> **RECORDS TO PROCESS**

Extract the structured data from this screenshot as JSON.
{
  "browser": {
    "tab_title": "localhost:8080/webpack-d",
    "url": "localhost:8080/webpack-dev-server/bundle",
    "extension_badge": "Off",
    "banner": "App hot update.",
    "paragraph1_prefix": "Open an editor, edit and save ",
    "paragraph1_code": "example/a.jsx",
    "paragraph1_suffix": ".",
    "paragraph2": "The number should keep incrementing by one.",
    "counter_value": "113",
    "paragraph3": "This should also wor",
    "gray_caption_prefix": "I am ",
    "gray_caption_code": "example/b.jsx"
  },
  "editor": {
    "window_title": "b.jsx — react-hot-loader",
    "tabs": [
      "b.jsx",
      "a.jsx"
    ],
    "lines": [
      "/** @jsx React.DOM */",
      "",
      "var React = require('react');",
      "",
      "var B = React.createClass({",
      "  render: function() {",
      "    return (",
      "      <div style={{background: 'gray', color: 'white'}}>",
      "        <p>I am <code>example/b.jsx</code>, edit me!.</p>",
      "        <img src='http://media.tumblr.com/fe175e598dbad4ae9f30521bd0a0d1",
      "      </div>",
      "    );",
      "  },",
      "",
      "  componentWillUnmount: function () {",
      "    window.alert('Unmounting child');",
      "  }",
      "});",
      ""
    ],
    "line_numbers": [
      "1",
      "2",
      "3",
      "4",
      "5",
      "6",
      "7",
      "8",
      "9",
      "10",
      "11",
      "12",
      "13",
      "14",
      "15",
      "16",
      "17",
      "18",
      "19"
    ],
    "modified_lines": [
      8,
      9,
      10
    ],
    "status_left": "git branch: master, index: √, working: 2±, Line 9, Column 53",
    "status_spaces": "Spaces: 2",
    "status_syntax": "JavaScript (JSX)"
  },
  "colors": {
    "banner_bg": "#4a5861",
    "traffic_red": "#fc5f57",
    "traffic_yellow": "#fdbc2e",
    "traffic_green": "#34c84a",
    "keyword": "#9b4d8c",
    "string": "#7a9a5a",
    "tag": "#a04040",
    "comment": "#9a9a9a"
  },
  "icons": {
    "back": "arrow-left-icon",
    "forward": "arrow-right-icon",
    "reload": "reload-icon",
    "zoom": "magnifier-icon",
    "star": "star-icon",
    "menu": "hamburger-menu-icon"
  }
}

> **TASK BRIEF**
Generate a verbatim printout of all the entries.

> **PROBLEM SOLUTION**
Extract the structured data from this screenshot as JSON.
{
  "browser": {
    "tab_title": "localhost:8080/webpack-d",
    "url": "localhost:8080/webpack-dev-server/bundle",
    "extension_badge": "Off",
    "banner": "App hot update.",
    "paragraph1_prefix": "Open an editor, edit and save ",
    "paragraph1_code": "example/a.jsx",
    "paragraph1_suffix": ".",
    "paragraph2": "The number should keep incrementing by one.",
    "counter_value": "113",
    "paragraph3": "This should also wor",
    "gray_caption_prefix": "I am ",
    "gray_caption_code": "example/b.jsx"
  },
  "editor": {
    "window_title": "b.jsx — react-hot-loader",
    "tabs": [
      "b.jsx",
      "a.jsx"
    ],
    "lines": [
      "/** @jsx React.DOM */",
      "",
      "var React = require('react');",
      "",
      "var B = React.createClass({",
      "  render: function() {",
      "    return (",
      "      <div style={{background: 'gray', color: 'white'}}>",
      "        <p>I am <code>example/b.jsx</code>, edit me!.</p>",
      "        <img src='http://media.tumblr.com/fe175e598dbad4ae9f30521bd0a0d1",
      "      </div>",
      "    );",
      "  },",
      "",
      "  componentWillUnmount: function () {",
      "    window.alert('Unmounting child');",
      "  }",
      "});",
      ""
    ],
    "line_numbers": [
      "1",
      "2",
      "3",
      "4",
      "5",
      "6",
      "7",
      "8",
      "9",
      "10",
      "11",
      "12",
      "13",
      "14",
      "15",
      "16",
      "17",
      "18",
      "19"
    ],
    "modified_lines": [
      8,
      9,
      10
    ],
    "status_left": "git branch: master, index: √, working: 2±, Line 9, Column 53",
    "status_spaces": "Spaces: 2",
    "status_syntax": "JavaScript (JSX)"
  },
  "colors": {
    "banner_bg": "#4a5861",
    "traffic_red": "#fc5f57",
    "traffic_yellow": "#fdbc2e",
    "traffic_green": "#34c84a",
    "keyword": "#9b4d8c",
    "string": "#7a9a5a",
    "tag": "#a04040",
    "comment": "#9a9a9a"
  },
  "icons": {
    "back": "arrow-left-icon",
    "forward": "arrow-right-icon",
    "reload": "reload-icon",
    "zoom": "magnifier-icon",
    "star": "star-icon",
    "menu": "hamburger-menu-icon"
  }
}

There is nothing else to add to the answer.